About half of workers leave some vacation days unused. This amounts to 658 million unused days, worth about $223 billion in spending, the study says.
Naturally, the travel industry tends to describe this as a crisis. It would prefer to see all that money going into the coffers of airlines, restaurants, theme parks and other tourism businesses. It regards people who don’t use all their vacation time as slightly deranged or worse. The industry’s term for employees who don’t exhaust their vacation days is “work martyr.”
You might think this allergy to pleasure reflects the unsteady state of the U.S. labor market. People don’t spend too much time away from the office for fear their jobs will have disappeared when they return.
There may be something to this. After all, the gap between vacation-earned and vacation-taken first appeared around 2000, just as the tech boom was ending, and has gotten worse ever since.
Some survey data are consistent with this view. When asked why they don’t take more vacation, respondents to the Project Time Off study cited the following: fear of returning to a “mountain of work” (37 percent); a belief that “no one else can do the job” (30 percent); a decision that “I cannot financially afford a vacation” (30 percent).

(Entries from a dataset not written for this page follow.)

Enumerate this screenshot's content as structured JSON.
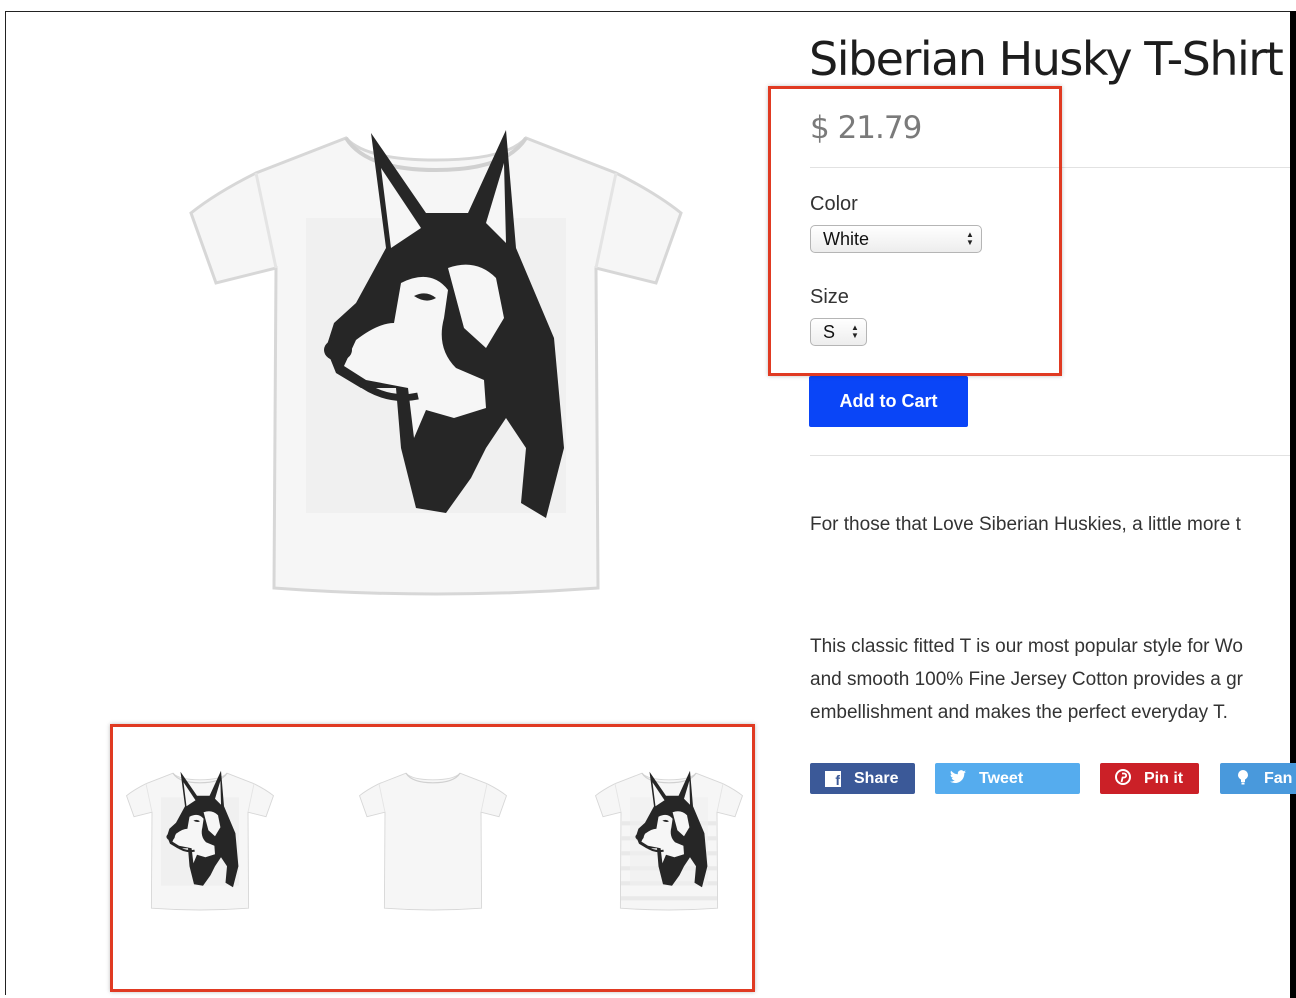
{
  "product": {
    "title": "Siberian Husky T-Shirt",
    "price": "$ 21.79"
  },
  "options": {
    "color_label": "Color",
    "color_value": "White",
    "size_label": "Size",
    "size_value": "S"
  },
  "cart": {
    "add_label": "Add to Cart"
  },
  "description": {
    "intro": "For those that Love Siberian Huskies, a little more t",
    "body_line1": "This classic fitted T is our most popular style for Wo",
    "body_line2": "and smooth 100% Fine Jersey Cotton provides a gr",
    "body_line3": "embellishment and makes the perfect everyday T."
  },
  "share": {
    "facebook_label": "Share",
    "twitter_label": "Tweet",
    "pinterest_label": "Pin it",
    "fancy_label": "Fan"
  },
  "colors": {
    "add_button": "#0a45f7",
    "facebook": "#3b5998",
    "twitter": "#55acee",
    "pinterest": "#cb2027",
    "fancy": "#4999dc",
    "annotation": "#e03a22"
  },
  "icons": {
    "facebook": "facebook-icon",
    "twitter": "twitter-icon",
    "pinterest": "pinterest-icon",
    "fancy": "fancy-icon"
  }
}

But if the business cycle’s ups and downs mainly caused these anxieties, then the economy’s recovery (today’s unemployment rate: 4.7 percent) should have reversed them. It should encourage workers to use more of their vacation time. It hasn’t.
What truly unnerves workers, argues study author Katie Denis, is growing Internet “connectivity,” from email to smartphones. The boundaries between work and home have blurred; the office is “omnipresent,” she says.
There is a new work culture. Americans increasingly check email on vacation or limit their time away from the office. Interestingly, these attitudes are strongest among millennials (born 1981 to 1997) and, says Denis, disprove the common notion that younger Americans are “slackers” who feel entitled to jobs.
Probably most Europeans regard Americans’ obsession with work as lunacy. In Europe, vacations are a right. Countries in the European Union must provide at least a month. In 2014, average French employees worked one-fifth fewer hours than their American counterparts, reports the Organization for Economic Cooperation and Development.
In some ways, the European system is superior to ours, and in other ways, it isn’t. Encumbered by regulations, their labor markets are not especially flexible, and long-term unemployment, especially among the young, is a persistent problem.
Americans’ focus on work reflects ambition, insecurity and personal identity. These old values survive and infuse the new work culture. Our disregard of vacations also affirms that the American work ethic – often declared dead – endures.
Robert J. Samuelson is a Washington Post columnist.